TASK INSTRUCTIONS: Output the entire listing without altering anything.

THE INPUT:
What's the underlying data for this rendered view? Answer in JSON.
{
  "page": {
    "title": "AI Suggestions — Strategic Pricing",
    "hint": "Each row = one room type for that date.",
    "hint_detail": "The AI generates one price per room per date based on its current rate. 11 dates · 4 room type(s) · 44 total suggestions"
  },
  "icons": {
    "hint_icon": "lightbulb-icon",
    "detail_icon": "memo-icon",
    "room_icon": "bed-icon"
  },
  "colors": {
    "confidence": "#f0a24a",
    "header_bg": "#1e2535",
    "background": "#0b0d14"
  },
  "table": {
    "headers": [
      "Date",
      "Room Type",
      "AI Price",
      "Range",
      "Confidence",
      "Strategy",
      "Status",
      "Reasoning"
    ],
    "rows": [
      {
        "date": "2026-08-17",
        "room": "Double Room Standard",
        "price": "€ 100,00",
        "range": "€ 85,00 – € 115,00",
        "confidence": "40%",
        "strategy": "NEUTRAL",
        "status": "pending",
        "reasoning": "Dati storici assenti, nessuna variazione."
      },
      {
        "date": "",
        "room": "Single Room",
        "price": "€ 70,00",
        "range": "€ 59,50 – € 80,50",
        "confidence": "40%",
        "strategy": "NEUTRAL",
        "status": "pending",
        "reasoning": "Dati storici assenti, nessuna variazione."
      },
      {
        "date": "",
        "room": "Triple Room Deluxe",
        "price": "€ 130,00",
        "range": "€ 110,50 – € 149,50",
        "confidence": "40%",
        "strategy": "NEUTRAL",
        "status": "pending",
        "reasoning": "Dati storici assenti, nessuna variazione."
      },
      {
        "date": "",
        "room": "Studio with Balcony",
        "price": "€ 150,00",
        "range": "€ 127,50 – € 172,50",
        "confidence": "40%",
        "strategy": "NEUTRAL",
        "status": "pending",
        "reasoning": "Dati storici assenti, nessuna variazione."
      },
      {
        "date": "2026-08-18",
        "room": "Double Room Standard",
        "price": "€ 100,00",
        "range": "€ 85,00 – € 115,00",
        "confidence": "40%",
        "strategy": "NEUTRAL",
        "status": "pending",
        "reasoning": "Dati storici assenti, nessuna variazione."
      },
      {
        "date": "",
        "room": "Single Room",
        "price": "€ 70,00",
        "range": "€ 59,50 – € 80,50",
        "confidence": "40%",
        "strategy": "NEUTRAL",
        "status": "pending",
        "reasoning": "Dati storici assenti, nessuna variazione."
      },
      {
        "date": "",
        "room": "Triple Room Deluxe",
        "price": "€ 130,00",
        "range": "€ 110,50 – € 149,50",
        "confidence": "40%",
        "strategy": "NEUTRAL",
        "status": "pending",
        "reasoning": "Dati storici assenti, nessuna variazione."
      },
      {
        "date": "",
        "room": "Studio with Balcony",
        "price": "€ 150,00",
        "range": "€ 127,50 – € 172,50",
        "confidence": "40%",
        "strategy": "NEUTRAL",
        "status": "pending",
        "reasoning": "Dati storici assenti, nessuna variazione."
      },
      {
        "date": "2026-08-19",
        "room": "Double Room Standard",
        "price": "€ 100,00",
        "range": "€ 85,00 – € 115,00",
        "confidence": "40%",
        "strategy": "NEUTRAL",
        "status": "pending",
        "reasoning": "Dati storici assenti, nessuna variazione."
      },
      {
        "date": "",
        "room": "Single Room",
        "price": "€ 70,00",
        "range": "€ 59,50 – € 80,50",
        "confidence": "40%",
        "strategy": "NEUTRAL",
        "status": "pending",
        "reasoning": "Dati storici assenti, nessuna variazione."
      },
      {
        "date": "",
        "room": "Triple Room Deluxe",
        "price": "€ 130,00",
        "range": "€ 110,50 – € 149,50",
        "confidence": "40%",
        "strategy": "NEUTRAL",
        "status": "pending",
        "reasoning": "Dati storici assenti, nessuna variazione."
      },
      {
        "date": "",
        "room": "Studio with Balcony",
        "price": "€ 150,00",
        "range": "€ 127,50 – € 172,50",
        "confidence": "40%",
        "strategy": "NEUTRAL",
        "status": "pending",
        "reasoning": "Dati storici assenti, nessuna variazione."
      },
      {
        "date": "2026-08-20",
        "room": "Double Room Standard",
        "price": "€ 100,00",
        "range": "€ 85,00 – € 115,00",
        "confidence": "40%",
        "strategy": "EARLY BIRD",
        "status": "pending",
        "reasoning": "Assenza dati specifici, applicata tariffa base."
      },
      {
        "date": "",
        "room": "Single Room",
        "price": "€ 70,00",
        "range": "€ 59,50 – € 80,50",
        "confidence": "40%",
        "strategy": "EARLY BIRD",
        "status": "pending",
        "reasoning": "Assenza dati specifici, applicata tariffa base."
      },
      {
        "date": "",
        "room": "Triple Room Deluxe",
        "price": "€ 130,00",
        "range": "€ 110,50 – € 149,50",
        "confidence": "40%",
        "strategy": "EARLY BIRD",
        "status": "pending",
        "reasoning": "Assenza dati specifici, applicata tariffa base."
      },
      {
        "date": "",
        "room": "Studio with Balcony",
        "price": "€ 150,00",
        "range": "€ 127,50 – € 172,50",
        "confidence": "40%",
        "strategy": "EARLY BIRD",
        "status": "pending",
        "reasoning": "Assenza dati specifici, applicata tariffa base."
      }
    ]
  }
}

WRITTEN SOLUTION:
What's the underlying data for this rendered view? Answer in JSON.
{
  "page": {
    "title": "AI Suggestions — Strategic Pricing",
    "hint": "Each row = one room type for that date.",
    "hint_detail": "The AI generates one price per room per date based on its current rate. 11 dates · 4 room type(s) · 44 total suggestions"
  },
  "icons": {
    "hint_icon": "lightbulb-icon",
    "detail_icon": "memo-icon",
    "room_icon": "bed-icon"
  },
  "colors": {
    "confidence": "#f0a24a",
    "header_bg": "#1e2535",
    "background": "#0b0d14"
  },
  "table": {
    "headers": [
      "Date",
      "Room Type",
      "AI Price",
      "Range",
      "Confidence",
      "Strategy",
      "Status",
      "Reasoning"
    ],
    "rows": [
      {
        "date": "2026-08-17",
        "room": "Double Room Standard",
        "price": "€ 100,00",
        "range": "€ 85,00 – € 115,00",
        "confidence": "40%",
        "strategy": "NEUTRAL",
        "status": "pending",
        "reasoning": "Dati storici assenti, nessuna variazione."
      },
      {
        "date": "",
        "room": "Single Room",
        "price": "€ 70,00",
        "range": "€ 59,50 – € 80,50",
        "confidence": "40%",
        "strategy": "NEUTRAL",
        "status": "pending",
        "reasoning": "Dati storici assenti, nessuna variazione."
      },
      {
        "date": "",
        "room": "Triple Room Deluxe",
        "price": "€ 130,00",
        "range": "€ 110,50 – € 149,50",
        "confidence": "40%",
        "strategy": "NEUTRAL",
        "status": "pending",
        "reasoning": "Dati storici assenti, nessuna variazione."
      },
      {
        "date": "",
        "room": "Studio with Balcony",
        "price": "€ 150,00",
        "range": "€ 127,50 – € 172,50",
        "confidence": "40%",
        "strategy": "NEUTRAL",
        "status": "pending",
        "reasoning": "Dati storici assenti, nessuna variazione."
      },
      {
        "date": "2026-08-18",
        "room": "Double Room Standard",
        "price": "€ 100,00",
        "range": "€ 85,00 – € 115,00",
        "confidence": "40%",
        "strategy": "NEUTRAL",
        "status": "pending",
        "reasoning": "Dati storici assenti, nessuna variazione."
      },
      {
        "date": "",
        "room": "Single Room",
        "price": "€ 70,00",
        "range": "€ 59,50 – € 80,50",
        "confidence": "40%",
        "strategy": "NEUTRAL",
        "status": "pending",
        "reasoning": "Dati storici assenti, nessuna variazione."
      },
      {
        "date": "",
        "room": "Triple Room Deluxe",
        "price": "€ 130,00",
        "range": "€ 110,50 – € 149,50",
        "confidence": "40%",
        "strategy": "NEUTRAL",
        "status": "pending",
        "reasoning": "Dati storici assenti, nessuna variazione."
      },
      {
        "date": "",
        "room": "Studio with Balcony",
        "price": "€ 150,00",
        "range": "€ 127,50 – € 172,50",
        "confidence": "40%",
        "strategy": "NEUTRAL",
        "status": "pending",
        "reasoning": "Dati storici assenti, nessuna variazione."
      },
      {
        "date": "2026-08-19",
        "room": "Double Room Standard",
        "price": "€ 100,00",
        "range": "€ 85,00 – € 115,00",
        "confidence": "40%",
        "strategy": "NEUTRAL",
        "status": "pending",
        "reasoning": "Dati storici assenti, nessuna variazione."
      },
      {
        "date": "",
        "room": "Single Room",
        "price": "€ 70,00",
        "range": "€ 59,50 – € 80,50",
        "confidence": "40%",
        "strategy": "NEUTRAL",
        "status": "pending",
        "reasoning": "Dati storici assenti, nessuna variazione."
      },
      {
        "date": "",
        "room": "Triple Room Deluxe",
        "price": "€ 130,00",
        "range": "€ 110,50 – € 149,50",
        "confidence": "40%",
        "strategy": "NEUTRAL",
        "status": "pending",
        "reasoning": "Dati storici assenti, nessuna variazione."
      },
      {
        "date": "",
        "room": "Studio with Balcony",
        "price": "€ 150,00",
        "range": "€ 127,50 – € 172,50",
        "confidence": "40%",
        "strategy": "NEUTRAL",
        "status": "pending",
        "reasoning": "Dati storici assenti, nessuna variazione."
      },
      {
        "date": "2026-08-20",
        "room": "Double Room Standard",
        "price": "€ 100,00",
        "range": "€ 85,00 – € 115,00",
        "confidence": "40%",
        "strategy": "EARLY BIRD",
        "status": "pending",
        "reasoning": "Assenza dati specifici, applicata tariffa base."
      },
      {
        "date": "",
        "room": "Single Room",
        "price": "€ 70,00",
        "range": "€ 59,50 – € 80,50",
        "confidence": "40%",
        "strategy": "EARLY BIRD",
        "status": "pending",
        "reasoning": "Assenza dati specifici, applicata tariffa base."
      },
      {
        "date": "",
        "room": "Triple Room Deluxe",
        "price": "€ 130,00",
        "range": "€ 110,50 – € 149,50",
        "confidence": "40%",
        "strategy": "EARLY BIRD",
        "status": "pending",
        "reasoning": "Assenza dati specifici, applicata tariffa base."
      },
      {
        "date": "",
        "room": "Studio with Balcony",
        "price": "€ 150,00",
        "range": "€ 127,50 – € 172,50",
        "confidence": "40%",
        "strategy": "EARLY BIRD",
        "status": "pending",
        "reasoning": "Assenza dati specifici, applicata tariffa base."
      }
    ]
  }
}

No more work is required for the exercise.